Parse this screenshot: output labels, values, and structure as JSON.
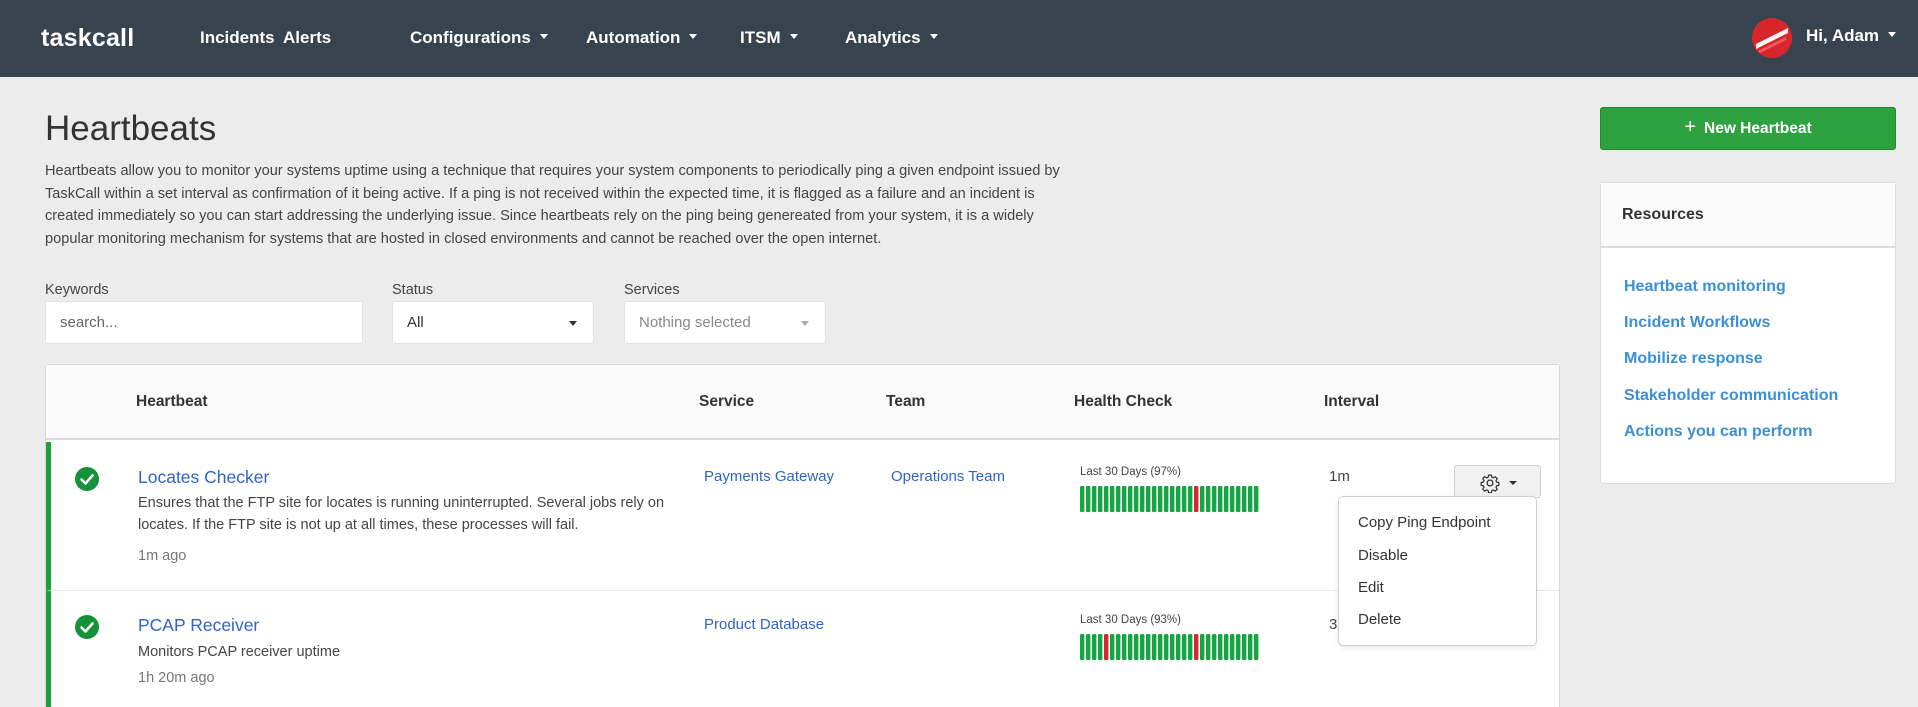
{
  "nav": {
    "brand": "taskcall",
    "items": [
      {
        "label": "Incidents",
        "dropdown": false
      },
      {
        "label": "Alerts",
        "dropdown": false
      },
      {
        "label": "Configurations",
        "dropdown": true
      },
      {
        "label": "Automation",
        "dropdown": true
      },
      {
        "label": "ITSM",
        "dropdown": true
      },
      {
        "label": "Analytics",
        "dropdown": true
      }
    ],
    "user_greeting": "Hi, Adam"
  },
  "header": {
    "title": "Heartbeats",
    "description": "Heartbeats allow you to monitor your systems uptime using a technique that requires your system components to periodically ping a given endpoint issued by TaskCall within a set interval as confirmation of it being active. If a ping is not received within the expected time, it is flagged as a failure and an incident is created immediately so you can start addressing the underlying issue. Since heartbeats rely on the ping being genereated from your system, it is a widely popular monitoring mechanism for systems that are hosted in closed environments and cannot be reached over the open internet."
  },
  "filters": {
    "keywords_label": "Keywords",
    "keywords_placeholder": "search...",
    "status_label": "Status",
    "status_value": "All",
    "services_label": "Services",
    "services_value": "Nothing selected"
  },
  "table": {
    "columns": [
      "Heartbeat",
      "Service",
      "Team",
      "Health Check",
      "Interval"
    ],
    "rows": [
      {
        "name": "Locates Checker",
        "description": "Ensures that the FTP site for locates is running uninterrupted. Several jobs rely on locates. If the FTP site is not up at all times, these processes will fail.",
        "last_ping": "1m ago",
        "service": "Payments Gateway",
        "team": "Operations Team",
        "health_label": "Last 30 Days (97%)",
        "health_failures": [
          19
        ],
        "interval": "1m"
      },
      {
        "name": "PCAP Receiver",
        "description": "Monitors PCAP receiver uptime",
        "last_ping": "1h 20m ago",
        "service": "Product Database",
        "team": "",
        "health_label": "Last 30 Days (93%)",
        "health_failures": [
          4,
          19
        ],
        "interval": "3d"
      }
    ]
  },
  "row_menu": {
    "items": [
      "Copy Ping Endpoint",
      "Disable",
      "Edit",
      "Delete"
    ]
  },
  "sidebar": {
    "new_button": "New Heartbeat",
    "resources_title": "Resources",
    "resources": [
      "Heartbeat monitoring",
      "Incident Workflows",
      "Mobilize response",
      "Stakeholder communication",
      "Actions you can perform"
    ]
  },
  "colors": {
    "navbar": "#37434f",
    "primary_green": "#2da23f",
    "link_blue": "#2f63c7",
    "resource_link": "#3b8fd5",
    "health_ok": "#16a545",
    "health_fail": "#d7282f"
  }
}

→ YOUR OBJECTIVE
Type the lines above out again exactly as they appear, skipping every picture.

→ PROBLEM SOLUTION
Parse this screenshot: output labels, values, and structure as JSON.
{
  "nav": {
    "brand": "taskcall",
    "items": [
      {
        "label": "Incidents",
        "dropdown": false
      },
      {
        "label": "Alerts",
        "dropdown": false
      },
      {
        "label": "Configurations",
        "dropdown": true
      },
      {
        "label": "Automation",
        "dropdown": true
      },
      {
        "label": "ITSM",
        "dropdown": true
      },
      {
        "label": "Analytics",
        "dropdown": true
      }
    ],
    "user_greeting": "Hi, Adam"
  },
  "header": {
    "title": "Heartbeats",
    "description": "Heartbeats allow you to monitor your systems uptime using a technique that requires your system components to periodically ping a given endpoint issued by TaskCall within a set interval as confirmation of it being active. If a ping is not received within the expected time, it is flagged as a failure and an incident is created immediately so you can start addressing the underlying issue. Since heartbeats rely on the ping being genereated from your system, it is a widely popular monitoring mechanism for systems that are hosted in closed environments and cannot be reached over the open internet."
  },
  "filters": {
    "keywords_label": "Keywords",
    "keywords_placeholder": "search...",
    "status_label": "Status",
    "status_value": "All",
    "services_label": "Services",
    "services_value": "Nothing selected"
  },
  "table": {
    "columns": [
      "Heartbeat",
      "Service",
      "Team",
      "Health Check",
      "Interval"
    ],
    "rows": [
      {
        "name": "Locates Checker",
        "description": "Ensures that the FTP site for locates is running uninterrupted. Several jobs rely on locates. If the FTP site is not up at all times, these processes will fail.",
        "last_ping": "1m ago",
        "service": "Payments Gateway",
        "team": "Operations Team",
        "health_label": "Last 30 Days (97%)",
        "health_failures": [
          19
        ],
        "interval": "1m"
      },
      {
        "name": "PCAP Receiver",
        "description": "Monitors PCAP receiver uptime",
        "last_ping": "1h 20m ago",
        "service": "Product Database",
        "team": "",
        "health_label": "Last 30 Days (93%)",
        "health_failures": [
          4,
          19
        ],
        "interval": "3d"
      }
    ]
  },
  "row_menu": {
    "items": [
      "Copy Ping Endpoint",
      "Disable",
      "Edit",
      "Delete"
    ]
  },
  "sidebar": {
    "new_button": "New Heartbeat",
    "resources_title": "Resources",
    "resources": [
      "Heartbeat monitoring",
      "Incident Workflows",
      "Mobilize response",
      "Stakeholder communication",
      "Actions you can perform"
    ]
  },
  "colors": {
    "navbar": "#37434f",
    "primary_green": "#2da23f",
    "link_blue": "#2f63c7",
    "resource_link": "#3b8fd5",
    "health_ok": "#16a545",
    "health_fail": "#d7282f"
  }
}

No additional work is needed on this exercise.